WHAT TO DO:
Give the records again. Keep them exact and leave out the images.

RECORDED DATA START

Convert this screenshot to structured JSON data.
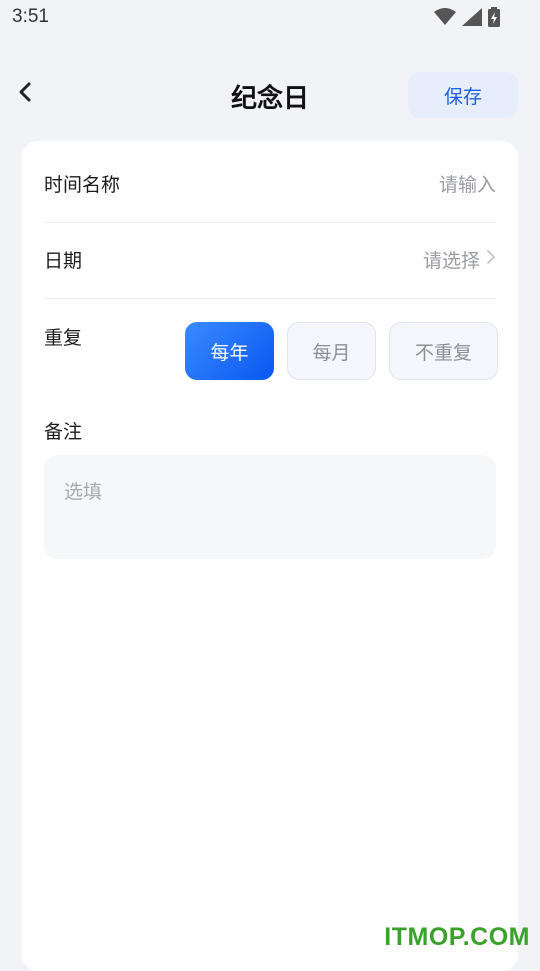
{
  "status_bar": {
    "time": "3:51",
    "icons": [
      "wifi-icon",
      "cellular-signal-icon",
      "battery-charging-icon"
    ]
  },
  "nav": {
    "back_icon": "chevron-left-icon",
    "title": "纪念日",
    "save_label": "保存"
  },
  "form": {
    "name": {
      "label": "时间名称",
      "placeholder": "请输入"
    },
    "date": {
      "label": "日期",
      "placeholder": "请选择",
      "icon": "chevron-right-icon"
    },
    "repeat": {
      "label": "重复",
      "options": [
        {
          "label": "每年",
          "selected": true
        },
        {
          "label": "每月",
          "selected": false
        },
        {
          "label": "不重复",
          "selected": false
        }
      ]
    },
    "note": {
      "label": "备注",
      "placeholder": "选填"
    }
  },
  "colors": {
    "accent": "#1d5ee6",
    "background": "#f2f3f7"
  },
  "watermark": "ITMOP.COM"
}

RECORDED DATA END

SOLUTION TO THE PROBLEM:
Convert this screenshot to structured JSON data.
{
  "status_bar": {
    "time": "3:51",
    "icons": [
      "wifi-icon",
      "cellular-signal-icon",
      "battery-charging-icon"
    ]
  },
  "nav": {
    "back_icon": "chevron-left-icon",
    "title": "纪念日",
    "save_label": "保存"
  },
  "form": {
    "name": {
      "label": "时间名称",
      "placeholder": "请输入"
    },
    "date": {
      "label": "日期",
      "placeholder": "请选择",
      "icon": "chevron-right-icon"
    },
    "repeat": {
      "label": "重复",
      "options": [
        {
          "label": "每年",
          "selected": true
        },
        {
          "label": "每月",
          "selected": false
        },
        {
          "label": "不重复",
          "selected": false
        }
      ]
    },
    "note": {
      "label": "备注",
      "placeholder": "选填"
    }
  },
  "colors": {
    "accent": "#1d5ee6",
    "background": "#f2f3f7"
  },
  "watermark": "ITMOP.COM"
}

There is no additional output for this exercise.